This book is a great big “Fuck You!” to society and it’s current worship of the outgoing, bubbly, fake, collaborating mindset. But the book isn’t angry; it’s a well-researched argument that delves into the last 100 years of psychological research to back up the arguments.
Susan questions how and why the outgoing gregarious type became the epitome of success in the last few decades. The rise of these values has given way to leaders who may have the loudest voice, but may not have the sharpest mind. The success of a person is defined in how well they can sell themselves and their work. These factors are no longer judged purely on their merit.
The book discusses the difficulties that an introvert faces in study, the workplace and in relationships while giving case-studies and examples throughout. Susan doesn’t recommend that all us introverts curl up in a ball in the dark, she encourages us to push our boundaries; all the while questioning where these boundaries are set.
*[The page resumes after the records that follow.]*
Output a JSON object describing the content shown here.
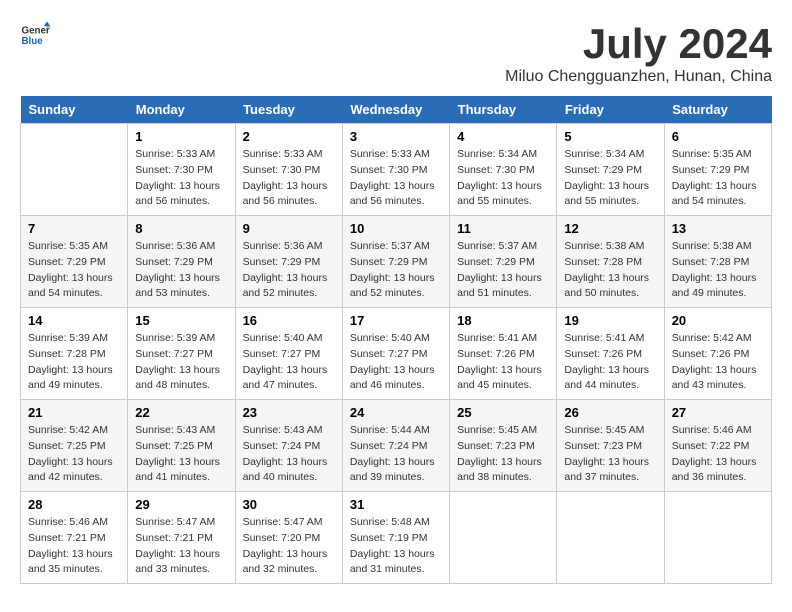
{
  "logo": {
    "general": "General",
    "blue": "Blue"
  },
  "header": {
    "month_year": "July 2024",
    "location": "Miluo Chengguanzhen, Hunan, China"
  },
  "weekdays": [
    "Sunday",
    "Monday",
    "Tuesday",
    "Wednesday",
    "Thursday",
    "Friday",
    "Saturday"
  ],
  "weeks": [
    [
      {
        "day": "",
        "sunrise": "",
        "sunset": "",
        "daylight": ""
      },
      {
        "day": "1",
        "sunrise": "Sunrise: 5:33 AM",
        "sunset": "Sunset: 7:30 PM",
        "daylight": "Daylight: 13 hours and 56 minutes."
      },
      {
        "day": "2",
        "sunrise": "Sunrise: 5:33 AM",
        "sunset": "Sunset: 7:30 PM",
        "daylight": "Daylight: 13 hours and 56 minutes."
      },
      {
        "day": "3",
        "sunrise": "Sunrise: 5:33 AM",
        "sunset": "Sunset: 7:30 PM",
        "daylight": "Daylight: 13 hours and 56 minutes."
      },
      {
        "day": "4",
        "sunrise": "Sunrise: 5:34 AM",
        "sunset": "Sunset: 7:30 PM",
        "daylight": "Daylight: 13 hours and 55 minutes."
      },
      {
        "day": "5",
        "sunrise": "Sunrise: 5:34 AM",
        "sunset": "Sunset: 7:29 PM",
        "daylight": "Daylight: 13 hours and 55 minutes."
      },
      {
        "day": "6",
        "sunrise": "Sunrise: 5:35 AM",
        "sunset": "Sunset: 7:29 PM",
        "daylight": "Daylight: 13 hours and 54 minutes."
      }
    ],
    [
      {
        "day": "7",
        "sunrise": "Sunrise: 5:35 AM",
        "sunset": "Sunset: 7:29 PM",
        "daylight": "Daylight: 13 hours and 54 minutes."
      },
      {
        "day": "8",
        "sunrise": "Sunrise: 5:36 AM",
        "sunset": "Sunset: 7:29 PM",
        "daylight": "Daylight: 13 hours and 53 minutes."
      },
      {
        "day": "9",
        "sunrise": "Sunrise: 5:36 AM",
        "sunset": "Sunset: 7:29 PM",
        "daylight": "Daylight: 13 hours and 52 minutes."
      },
      {
        "day": "10",
        "sunrise": "Sunrise: 5:37 AM",
        "sunset": "Sunset: 7:29 PM",
        "daylight": "Daylight: 13 hours and 52 minutes."
      },
      {
        "day": "11",
        "sunrise": "Sunrise: 5:37 AM",
        "sunset": "Sunset: 7:29 PM",
        "daylight": "Daylight: 13 hours and 51 minutes."
      },
      {
        "day": "12",
        "sunrise": "Sunrise: 5:38 AM",
        "sunset": "Sunset: 7:28 PM",
        "daylight": "Daylight: 13 hours and 50 minutes."
      },
      {
        "day": "13",
        "sunrise": "Sunrise: 5:38 AM",
        "sunset": "Sunset: 7:28 PM",
        "daylight": "Daylight: 13 hours and 49 minutes."
      }
    ],
    [
      {
        "day": "14",
        "sunrise": "Sunrise: 5:39 AM",
        "sunset": "Sunset: 7:28 PM",
        "daylight": "Daylight: 13 hours and 49 minutes."
      },
      {
        "day": "15",
        "sunrise": "Sunrise: 5:39 AM",
        "sunset": "Sunset: 7:27 PM",
        "daylight": "Daylight: 13 hours and 48 minutes."
      },
      {
        "day": "16",
        "sunrise": "Sunrise: 5:40 AM",
        "sunset": "Sunset: 7:27 PM",
        "daylight": "Daylight: 13 hours and 47 minutes."
      },
      {
        "day": "17",
        "sunrise": "Sunrise: 5:40 AM",
        "sunset": "Sunset: 7:27 PM",
        "daylight": "Daylight: 13 hours and 46 minutes."
      },
      {
        "day": "18",
        "sunrise": "Sunrise: 5:41 AM",
        "sunset": "Sunset: 7:26 PM",
        "daylight": "Daylight: 13 hours and 45 minutes."
      },
      {
        "day": "19",
        "sunrise": "Sunrise: 5:41 AM",
        "sunset": "Sunset: 7:26 PM",
        "daylight": "Daylight: 13 hours and 44 minutes."
      },
      {
        "day": "20",
        "sunrise": "Sunrise: 5:42 AM",
        "sunset": "Sunset: 7:26 PM",
        "daylight": "Daylight: 13 hours and 43 minutes."
      }
    ],
    [
      {
        "day": "21",
        "sunrise": "Sunrise: 5:42 AM",
        "sunset": "Sunset: 7:25 PM",
        "daylight": "Daylight: 13 hours and 42 minutes."
      },
      {
        "day": "22",
        "sunrise": "Sunrise: 5:43 AM",
        "sunset": "Sunset: 7:25 PM",
        "daylight": "Daylight: 13 hours and 41 minutes."
      },
      {
        "day": "23",
        "sunrise": "Sunrise: 5:43 AM",
        "sunset": "Sunset: 7:24 PM",
        "daylight": "Daylight: 13 hours and 40 minutes."
      },
      {
        "day": "24",
        "sunrise": "Sunrise: 5:44 AM",
        "sunset": "Sunset: 7:24 PM",
        "daylight": "Daylight: 13 hours and 39 minutes."
      },
      {
        "day": "25",
        "sunrise": "Sunrise: 5:45 AM",
        "sunset": "Sunset: 7:23 PM",
        "daylight": "Daylight: 13 hours and 38 minutes."
      },
      {
        "day": "26",
        "sunrise": "Sunrise: 5:45 AM",
        "sunset": "Sunset: 7:23 PM",
        "daylight": "Daylight: 13 hours and 37 minutes."
      },
      {
        "day": "27",
        "sunrise": "Sunrise: 5:46 AM",
        "sunset": "Sunset: 7:22 PM",
        "daylight": "Daylight: 13 hours and 36 minutes."
      }
    ],
    [
      {
        "day": "28",
        "sunrise": "Sunrise: 5:46 AM",
        "sunset": "Sunset: 7:21 PM",
        "daylight": "Daylight: 13 hours and 35 minutes."
      },
      {
        "day": "29",
        "sunrise": "Sunrise: 5:47 AM",
        "sunset": "Sunset: 7:21 PM",
        "daylight": "Daylight: 13 hours and 33 minutes."
      },
      {
        "day": "30",
        "sunrise": "Sunrise: 5:47 AM",
        "sunset": "Sunset: 7:20 PM",
        "daylight": "Daylight: 13 hours and 32 minutes."
      },
      {
        "day": "31",
        "sunrise": "Sunrise: 5:48 AM",
        "sunset": "Sunset: 7:19 PM",
        "daylight": "Daylight: 13 hours and 31 minutes."
      },
      {
        "day": "",
        "sunrise": "",
        "sunset": "",
        "daylight": ""
      },
      {
        "day": "",
        "sunrise": "",
        "sunset": "",
        "daylight": ""
      },
      {
        "day": "",
        "sunrise": "",
        "sunset": "",
        "daylight": ""
      }
    ]
  ]
}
This book was affirming and even though I am proud of my personality, it gave me more confidence in who I am and that my behaviours are normal and should not be viewed negatively.